Exercise materials below:

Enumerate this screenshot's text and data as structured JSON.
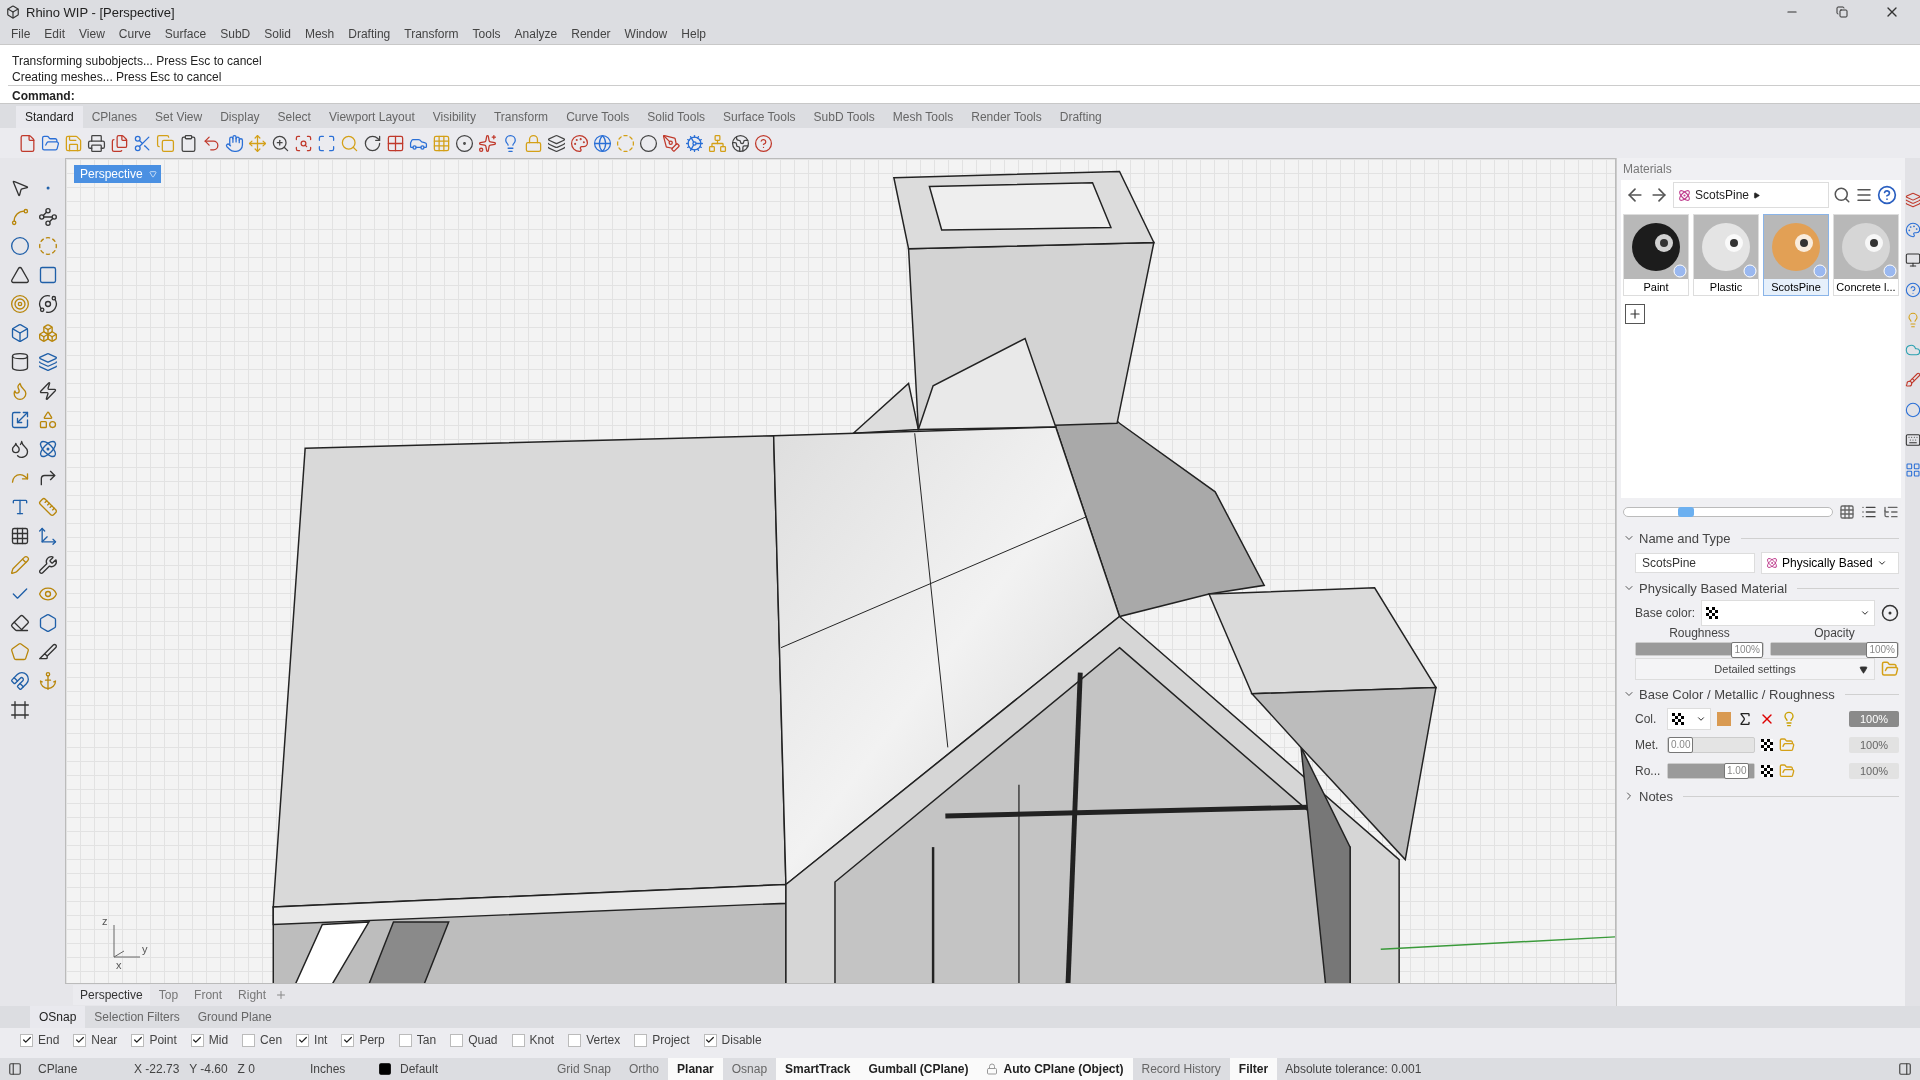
{
  "window": {
    "title": "Rhino WIP - [Perspective]"
  },
  "menu": [
    "File",
    "Edit",
    "View",
    "Curve",
    "Surface",
    "SubD",
    "Solid",
    "Mesh",
    "Drafting",
    "Transform",
    "Tools",
    "Analyze",
    "Render",
    "Window",
    "Help"
  ],
  "command_history": [
    "Transforming subobjects... Press Esc to cancel",
    "Creating meshes... Press Esc to cancel"
  ],
  "command_prompt": "Command:",
  "toolbar_tabs": [
    {
      "label": "Standard",
      "selected": true
    },
    {
      "label": "CPlanes",
      "selected": false
    },
    {
      "label": "Set View",
      "selected": false
    },
    {
      "label": "Display",
      "selected": false
    },
    {
      "label": "Select",
      "selected": false
    },
    {
      "label": "Viewport Layout",
      "selected": false
    },
    {
      "label": "Visibility",
      "selected": false
    },
    {
      "label": "Transform",
      "selected": false
    },
    {
      "label": "Curve Tools",
      "selected": false
    },
    {
      "label": "Solid Tools",
      "selected": false
    },
    {
      "label": "Surface Tools",
      "selected": false
    },
    {
      "label": "SubD Tools",
      "selected": false
    },
    {
      "label": "Mesh Tools",
      "selected": false
    },
    {
      "label": "Render Tools",
      "selected": false
    },
    {
      "label": "Drafting",
      "selected": false
    }
  ],
  "viewport": {
    "label": "Perspective",
    "axes": [
      "z",
      "y",
      "x"
    ]
  },
  "viewport_tabs": [
    {
      "label": "Perspective",
      "selected": true
    },
    {
      "label": "Top",
      "selected": false
    },
    {
      "label": "Front",
      "selected": false
    },
    {
      "label": "Right",
      "selected": false
    }
  ],
  "materials": {
    "title": "Materials",
    "breadcrumb": "ScotsPine",
    "items": [
      {
        "name": "Paint",
        "color": "#1c1c1c",
        "selected": false
      },
      {
        "name": "Plastic",
        "color": "#e4e4e4",
        "selected": false
      },
      {
        "name": "ScotsPine",
        "color": "#e2a055",
        "selected": true
      },
      {
        "name": "Concrete l...",
        "color": "#d6d6d6",
        "selected": false
      }
    ],
    "thumbnail_size": {
      "level": 0.3
    },
    "name_and_type": {
      "title": "Name and Type",
      "expanded": true,
      "name": "ScotsPine",
      "type": "Physically Based"
    },
    "pbr": {
      "title": "Physically Based Material",
      "expanded": true,
      "base_color_label": "Base color:",
      "detailed_settings": "Detailed settings",
      "sliders": [
        {
          "label": "Roughness",
          "level": 1,
          "reading": "100%"
        },
        {
          "label": "Opacity",
          "level": 1,
          "reading": "100%"
        }
      ]
    },
    "channels": {
      "title": "Base Color /  Metallic / Roughness",
      "expanded": true,
      "rows": [
        {
          "label": "Col.",
          "kind": "color",
          "amount": "100%",
          "enabled": true
        },
        {
          "label": "Met.",
          "kind": "slider",
          "level": 0,
          "reading": "0.00",
          "amount": "100%",
          "enabled": false
        },
        {
          "label": "Ro...",
          "kind": "slider",
          "level": 1,
          "reading": "1.00",
          "amount": "100%",
          "enabled": false
        }
      ]
    },
    "notes": {
      "title": "Notes",
      "expanded": false
    }
  },
  "panel_tabs": [
    {
      "label": "OSnap",
      "selected": true
    },
    {
      "label": "Selection Filters",
      "selected": false
    },
    {
      "label": "Ground Plane",
      "selected": false
    }
  ],
  "osnaps": [
    {
      "label": "End",
      "checked": true
    },
    {
      "label": "Near",
      "checked": true
    },
    {
      "label": "Point",
      "checked": true
    },
    {
      "label": "Mid",
      "checked": true
    },
    {
      "label": "Cen",
      "checked": false
    },
    {
      "label": "Int",
      "checked": true
    },
    {
      "label": "Perp",
      "checked": true
    },
    {
      "label": "Tan",
      "checked": false
    },
    {
      "label": "Quad",
      "checked": false
    },
    {
      "label": "Knot",
      "checked": false
    },
    {
      "label": "Vertex",
      "checked": false
    },
    {
      "label": "Project",
      "checked": false
    },
    {
      "label": "Disable",
      "checked": true
    }
  ],
  "status_bar": {
    "cplane": "CPlane",
    "coordinates": "X -22.73   Y -4.60   Z 0",
    "units": "Inches",
    "layer": "Default",
    "toggles": [
      {
        "label": "Grid Snap",
        "on": false,
        "kind": "plain"
      },
      {
        "label": "Ortho",
        "on": false,
        "kind": "plain"
      },
      {
        "label": "Planar",
        "on": true,
        "kind": "plain"
      },
      {
        "label": "Osnap",
        "on": false,
        "kind": "plain"
      },
      {
        "label": "SmartTrack",
        "on": true,
        "kind": "plain"
      },
      {
        "label": "Gumball (CPlane)",
        "on": true,
        "kind": "plain"
      },
      {
        "label": "Auto CPlane (Object)",
        "on": true,
        "kind": "lock"
      },
      {
        "label": "Record History",
        "on": false,
        "kind": "plain"
      },
      {
        "label": "Filter",
        "on": true,
        "kind": "plain"
      }
    ],
    "tolerance": "Absolute tolerance: 0.001"
  }
}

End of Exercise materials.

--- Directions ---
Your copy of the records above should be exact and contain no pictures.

--- Answer below ---
Enumerate this screenshot's text and data as structured JSON.
{
  "window": {
    "title": "Rhino WIP - [Perspective]"
  },
  "menu": [
    "File",
    "Edit",
    "View",
    "Curve",
    "Surface",
    "SubD",
    "Solid",
    "Mesh",
    "Drafting",
    "Transform",
    "Tools",
    "Analyze",
    "Render",
    "Window",
    "Help"
  ],
  "command_history": [
    "Transforming subobjects... Press Esc to cancel",
    "Creating meshes... Press Esc to cancel"
  ],
  "command_prompt": "Command:",
  "toolbar_tabs": [
    {
      "label": "Standard",
      "selected": true
    },
    {
      "label": "CPlanes",
      "selected": false
    },
    {
      "label": "Set View",
      "selected": false
    },
    {
      "label": "Display",
      "selected": false
    },
    {
      "label": "Select",
      "selected": false
    },
    {
      "label": "Viewport Layout",
      "selected": false
    },
    {
      "label": "Visibility",
      "selected": false
    },
    {
      "label": "Transform",
      "selected": false
    },
    {
      "label": "Curve Tools",
      "selected": false
    },
    {
      "label": "Solid Tools",
      "selected": false
    },
    {
      "label": "Surface Tools",
      "selected": false
    },
    {
      "label": "SubD Tools",
      "selected": false
    },
    {
      "label": "Mesh Tools",
      "selected": false
    },
    {
      "label": "Render Tools",
      "selected": false
    },
    {
      "label": "Drafting",
      "selected": false
    }
  ],
  "viewport": {
    "label": "Perspective",
    "axes": [
      "z",
      "y",
      "x"
    ]
  },
  "viewport_tabs": [
    {
      "label": "Perspective",
      "selected": true
    },
    {
      "label": "Top",
      "selected": false
    },
    {
      "label": "Front",
      "selected": false
    },
    {
      "label": "Right",
      "selected": false
    }
  ],
  "materials": {
    "title": "Materials",
    "breadcrumb": "ScotsPine",
    "items": [
      {
        "name": "Paint",
        "color": "#1c1c1c",
        "selected": false
      },
      {
        "name": "Plastic",
        "color": "#e4e4e4",
        "selected": false
      },
      {
        "name": "ScotsPine",
        "color": "#e2a055",
        "selected": true
      },
      {
        "name": "Concrete l...",
        "color": "#d6d6d6",
        "selected": false
      }
    ],
    "thumbnail_size": {
      "level": 0.3
    },
    "name_and_type": {
      "title": "Name and Type",
      "expanded": true,
      "name": "ScotsPine",
      "type": "Physically Based"
    },
    "pbr": {
      "title": "Physically Based Material",
      "expanded": true,
      "base_color_label": "Base color:",
      "detailed_settings": "Detailed settings",
      "sliders": [
        {
          "label": "Roughness",
          "level": 1,
          "reading": "100%"
        },
        {
          "label": "Opacity",
          "level": 1,
          "reading": "100%"
        }
      ]
    },
    "channels": {
      "title": "Base Color /  Metallic / Roughness",
      "expanded": true,
      "rows": [
        {
          "label": "Col.",
          "kind": "color",
          "amount": "100%",
          "enabled": true
        },
        {
          "label": "Met.",
          "kind": "slider",
          "level": 0,
          "reading": "0.00",
          "amount": "100%",
          "enabled": false
        },
        {
          "label": "Ro...",
          "kind": "slider",
          "level": 1,
          "reading": "1.00",
          "amount": "100%",
          "enabled": false
        }
      ]
    },
    "notes": {
      "title": "Notes",
      "expanded": false
    }
  },
  "panel_tabs": [
    {
      "label": "OSnap",
      "selected": true
    },
    {
      "label": "Selection Filters",
      "selected": false
    },
    {
      "label": "Ground Plane",
      "selected": false
    }
  ],
  "osnaps": [
    {
      "label": "End",
      "checked": true
    },
    {
      "label": "Near",
      "checked": true
    },
    {
      "label": "Point",
      "checked": true
    },
    {
      "label": "Mid",
      "checked": true
    },
    {
      "label": "Cen",
      "checked": false
    },
    {
      "label": "Int",
      "checked": true
    },
    {
      "label": "Perp",
      "checked": true
    },
    {
      "label": "Tan",
      "checked": false
    },
    {
      "label": "Quad",
      "checked": false
    },
    {
      "label": "Knot",
      "checked": false
    },
    {
      "label": "Vertex",
      "checked": false
    },
    {
      "label": "Project",
      "checked": false
    },
    {
      "label": "Disable",
      "checked": true
    }
  ],
  "status_bar": {
    "cplane": "CPlane",
    "coordinates": "X -22.73   Y -4.60   Z 0",
    "units": "Inches",
    "layer": "Default",
    "toggles": [
      {
        "label": "Grid Snap",
        "on": false,
        "kind": "plain"
      },
      {
        "label": "Ortho",
        "on": false,
        "kind": "plain"
      },
      {
        "label": "Planar",
        "on": true,
        "kind": "plain"
      },
      {
        "label": "Osnap",
        "on": false,
        "kind": "plain"
      },
      {
        "label": "SmartTrack",
        "on": true,
        "kind": "plain"
      },
      {
        "label": "Gumball (CPlane)",
        "on": true,
        "kind": "plain"
      },
      {
        "label": "Auto CPlane (Object)",
        "on": true,
        "kind": "lock"
      },
      {
        "label": "Record History",
        "on": false,
        "kind": "plain"
      },
      {
        "label": "Filter",
        "on": true,
        "kind": "plain"
      }
    ],
    "tolerance": "Absolute tolerance: 0.001"
  }
}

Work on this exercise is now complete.